Whilst still jogging along the pain was getting worse, there wasn’t really a choice of taking it slow, the pee was coming whether she was in the right place or not. She made it into the station but knew that it was going to be close – the pain was now extremely bad. She didn’t want to think about making it just in case this somehow triggered her muscles to relax. She descended the stairs to the ladies’ – was she going to make it? She negotiated the barriers to the toilet – could she hold it for much longer? She made it to a cubicle – it was going to come at any moment! She opened the cubicle door – disaster wasn’t quite there just yet. She got inside – it was so, so, so close. She slammed the door behind her – was she really going to make it??
Yes, She pulled down her knickers, she sat on the loo, and relllllaaaaaxxxxxxeeedd… But no! There was fluid flying everywhere! She looked down and saw that in her hastiness she had forgotten to lift the lid off of the loo! The amazing sense of relief was immediately replaced with intense panic as she wet herself – a sensation made so much worse knowing that she still had the rest of the commute home. How was she going to deal with this?
What can this teach us about the science behind human error? Well this is a great example of a slip-based error. Slip-based errors typically occur due to lapses of memory and attention. Here, Stacey forgets to lift the lid of the toilet seat. Everyday slip-based errors also include dipping your paintbrush into your tea rather than your paint pot, leaving your car lights on so you get a flat battery, and pouring orange juice into your cereal rather than a bowl.
These lapses of memory and attention also happen in more serious circumstances, but unlike knowledge-based errors they do not occur because the person has incorrect knowledge of the situation. We can reduce the risk of these errors by creating resilience strategies and designing situations so they are less likely to occur in the first place (short YouTube clip).
These sorts of errors are important in patient safety too. For example, some infusion pumps are now used with smart drug libraries so if some data input is grossly outside an expected range, perhaps because the nurse makes a slip-based error, it will alert the nurse e.g. 1000ml was entered instead of 100ml. Mechanisms are also integrated into infusion pumps to reduce the likelihood of a free flow incident, i.e. where the bag empties unhindered into the patient because there is nothing to stop it. Here clips, procedures and alerts help control the flow of fluid throughout the treatment. But we do not always get it right. If we think of the subcutaneous patch we referred to early it is entirely plausible that a patient knows they shouldn’t have a hot bath but forget that they shouldn’t. Here they have the right knowledge but they have a slip of memory or attention. Part of the advantage of subcutaneous patches is that they can be implanted then almost forgotten about. This is a blessing and a curse in this situation. What interventions could we make to help here?

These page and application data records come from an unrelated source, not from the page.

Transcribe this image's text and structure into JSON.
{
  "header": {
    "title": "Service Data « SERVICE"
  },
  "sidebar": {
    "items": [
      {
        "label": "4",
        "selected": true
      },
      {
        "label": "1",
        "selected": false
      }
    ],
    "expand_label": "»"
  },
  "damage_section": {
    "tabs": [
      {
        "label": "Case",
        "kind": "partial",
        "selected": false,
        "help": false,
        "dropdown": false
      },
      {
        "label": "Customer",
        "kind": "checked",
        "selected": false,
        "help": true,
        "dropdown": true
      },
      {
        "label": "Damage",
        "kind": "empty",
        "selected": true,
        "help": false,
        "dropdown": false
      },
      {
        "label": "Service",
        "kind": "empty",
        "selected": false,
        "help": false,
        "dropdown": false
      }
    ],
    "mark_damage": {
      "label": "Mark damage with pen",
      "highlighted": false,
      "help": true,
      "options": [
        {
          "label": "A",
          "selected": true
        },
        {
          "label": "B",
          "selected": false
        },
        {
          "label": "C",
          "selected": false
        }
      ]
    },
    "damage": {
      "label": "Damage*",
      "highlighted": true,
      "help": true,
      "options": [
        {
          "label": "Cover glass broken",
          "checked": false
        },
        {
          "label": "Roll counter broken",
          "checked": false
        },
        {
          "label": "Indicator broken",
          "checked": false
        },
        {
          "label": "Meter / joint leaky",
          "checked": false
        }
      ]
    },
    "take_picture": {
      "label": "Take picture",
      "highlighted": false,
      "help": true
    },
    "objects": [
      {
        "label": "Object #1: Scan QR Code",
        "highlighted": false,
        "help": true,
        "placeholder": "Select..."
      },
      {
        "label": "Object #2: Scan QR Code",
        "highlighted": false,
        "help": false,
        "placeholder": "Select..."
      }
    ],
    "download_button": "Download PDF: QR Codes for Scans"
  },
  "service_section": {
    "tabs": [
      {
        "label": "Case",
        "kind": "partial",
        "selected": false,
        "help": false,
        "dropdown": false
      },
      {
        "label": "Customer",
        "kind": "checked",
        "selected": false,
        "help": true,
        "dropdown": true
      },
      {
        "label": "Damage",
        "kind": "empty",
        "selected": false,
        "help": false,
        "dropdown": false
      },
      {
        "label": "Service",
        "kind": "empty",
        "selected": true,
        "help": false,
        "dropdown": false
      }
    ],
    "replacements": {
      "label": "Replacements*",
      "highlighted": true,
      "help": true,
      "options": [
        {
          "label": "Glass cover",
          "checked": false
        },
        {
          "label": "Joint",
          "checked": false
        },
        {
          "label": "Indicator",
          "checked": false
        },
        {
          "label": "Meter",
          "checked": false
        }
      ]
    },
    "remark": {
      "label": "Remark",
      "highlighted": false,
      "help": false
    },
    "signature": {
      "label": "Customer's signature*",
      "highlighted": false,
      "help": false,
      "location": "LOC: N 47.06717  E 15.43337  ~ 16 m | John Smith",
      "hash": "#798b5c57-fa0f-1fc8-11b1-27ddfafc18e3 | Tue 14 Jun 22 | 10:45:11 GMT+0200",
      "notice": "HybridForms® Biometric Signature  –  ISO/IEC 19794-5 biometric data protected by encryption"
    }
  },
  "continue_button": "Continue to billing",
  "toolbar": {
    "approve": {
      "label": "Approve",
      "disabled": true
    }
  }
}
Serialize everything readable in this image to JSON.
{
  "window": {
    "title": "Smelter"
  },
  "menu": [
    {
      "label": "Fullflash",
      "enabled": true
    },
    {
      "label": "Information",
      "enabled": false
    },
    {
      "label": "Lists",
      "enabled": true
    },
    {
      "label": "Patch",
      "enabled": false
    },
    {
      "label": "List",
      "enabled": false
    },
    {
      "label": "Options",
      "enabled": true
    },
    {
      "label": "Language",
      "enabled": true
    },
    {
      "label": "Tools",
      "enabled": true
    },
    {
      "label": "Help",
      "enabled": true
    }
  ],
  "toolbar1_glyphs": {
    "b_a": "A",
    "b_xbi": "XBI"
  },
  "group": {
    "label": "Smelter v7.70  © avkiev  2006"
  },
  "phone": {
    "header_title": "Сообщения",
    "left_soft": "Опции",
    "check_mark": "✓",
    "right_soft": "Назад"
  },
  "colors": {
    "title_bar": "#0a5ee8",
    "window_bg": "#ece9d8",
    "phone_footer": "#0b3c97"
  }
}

Poo stories have been used to demonstrate the importance of psychology and interaction design in the prevention of error (see this Bright Club Comedy Set). This article breaks new ground by showing how wee stories can teach us the difference between knowledge-based and slip-based errors. Like the children’s book, Father Christmas needs a wee, or even the mole that knew it was none of his business these topics seem to intrigue us – perhaps because of their taboo nature – and used in the right way we can learn a bit more about the world we live in too.
- Knowledge-based errors are made because the person doesn’t have all the facts, or has some of the wrong facts, so they choose the wrong action.
- Slip-based errors involve lapses of memory and attention.
- Be careful how much you drink.
- Knowledge of human error can improve patient safety.